It seems the chances of a warm British summer are doomed if the migratory movements of a cuckoo are anything to go by.

So unimpressed with our mild climate is Clement the cuckoo that he has already flown to Africa, where he spends each winter.

He is one of five cuckoos that scientists are tracking on their southward migration, and the first to have left Europe altogether.

Three of the others are currently in Italy, while the last has remained in East Anglia, where all five were caught and tagged with fingernail-sized tracking devices in May.

The British Trust for Ornithology (BTO) is monitoring the birds in order to work out why their population has dramatically fallen over the last few years.

The adventurous Clement left Britain on June 3, a month before ornithologists had thought the cuckoos would begin their migration.

He then surprised researchers by taking a westward route, flying over France before heading west through Spain and then crossing the Mediterranean into Algeria.

Scientists had expected all the cuckoos to travel on an easterly route down the length of Italy.


US: Bear Mauls Boy at Colorado Bowhunting Gathering

A marauding black bear tore through a mountain campsite at a bowhunters gathering in west-central Colorado on Friday and mauled a teenage boy, wildlife officials said.

The bear entered the boy's campsite in Lake County before dawn and broke into a food cooler, feasting on eggs before it entered the boy's tent, Randy Hampton, spokesman for the Colorado Division of Wildlife, said.

The bear grabbed the boy by the leg before other campers who heard his screams scared the animal off. The boy, who was not identified, sustained minor lacerations to his leg and was treated at a local hospital and released, Hampton said.

He said wildlife officers were tracking the bear with dogs and would destroy the animal if it is found.

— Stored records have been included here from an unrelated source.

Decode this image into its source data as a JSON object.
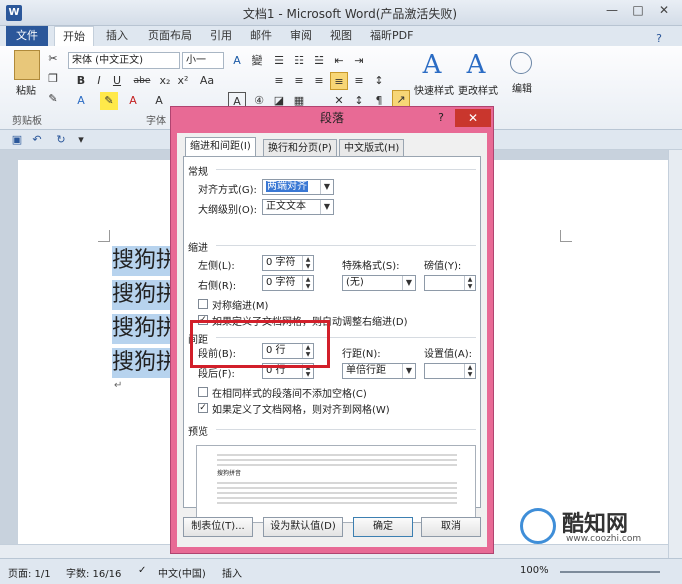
{
  "window": {
    "title": "文档1 - Microsoft Word(产品激活失败)",
    "app_icon": "W",
    "controls": [
      "—",
      "□",
      "✕"
    ]
  },
  "tabs": [
    "文件",
    "开始",
    "插入",
    "页面布局",
    "引用",
    "邮件",
    "审阅",
    "视图",
    "福昕PDF"
  ],
  "ribbon": {
    "paste_label": "粘贴",
    "font_name": "宋体 (中文正文)",
    "font_size": "小一",
    "font_btns": [
      "B",
      "I",
      "U",
      "abe",
      "x₂",
      "x²",
      "Aa"
    ],
    "groups": [
      "剪贴板",
      "字体"
    ],
    "right_labels": [
      "快速样式",
      "更改样式",
      "编辑"
    ],
    "style_glyph": "A"
  },
  "document": {
    "lines": [
      "搜狗拼",
      "搜狗拼",
      "搜狗拼",
      "搜狗拼"
    ],
    "para_mark": "↵"
  },
  "status": {
    "page": "页面: 1/1",
    "words": "字数: 16/16",
    "lang": "中文(中国)",
    "mode": "插入",
    "zoom": "100%"
  },
  "watermark": {
    "text": "酷知网",
    "url": "www.coozhi.com"
  },
  "dialog": {
    "title": "段落",
    "help": "?",
    "close": "✕",
    "tabs": [
      "缩进和间距(I)",
      "换行和分页(P)",
      "中文版式(H)"
    ],
    "general": {
      "section": "常规",
      "align_label": "对齐方式(G):",
      "align_value": "两端对齐",
      "outline_label": "大纲级别(O):",
      "outline_value": "正文文本"
    },
    "indent": {
      "section": "缩进",
      "left_label": "左侧(L):",
      "left_value": "0 字符",
      "right_label": "右侧(R):",
      "right_value": "0 字符",
      "special_label": "特殊格式(S):",
      "special_value": "(无)",
      "measure_label": "磅值(Y):",
      "mirror": "对称缩进(M)",
      "auto_adjust": "如果定义了文档网格，则自动调整右缩进(D)"
    },
    "spacing": {
      "section": "间距",
      "before_label": "段前(B):",
      "before_value": "0 行",
      "after_label": "段后(F):",
      "after_value": "0 行",
      "line_label": "行距(N):",
      "line_value": "单倍行距",
      "setting_label": "设置值(A):",
      "no_space": "在相同样式的段落间不添加空格(C)",
      "snap": "如果定义了文档网格，则对齐到网格(W)"
    },
    "preview": {
      "section": "预览",
      "sample": "搜狗拼音"
    },
    "buttons": {
      "tabs": "制表位(T)...",
      "default": "设为默认值(D)",
      "ok": "确定",
      "cancel": "取消"
    }
  }
}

"We like to have a thriving black bear population, but when they become aggressive toward people they must be put down," he said.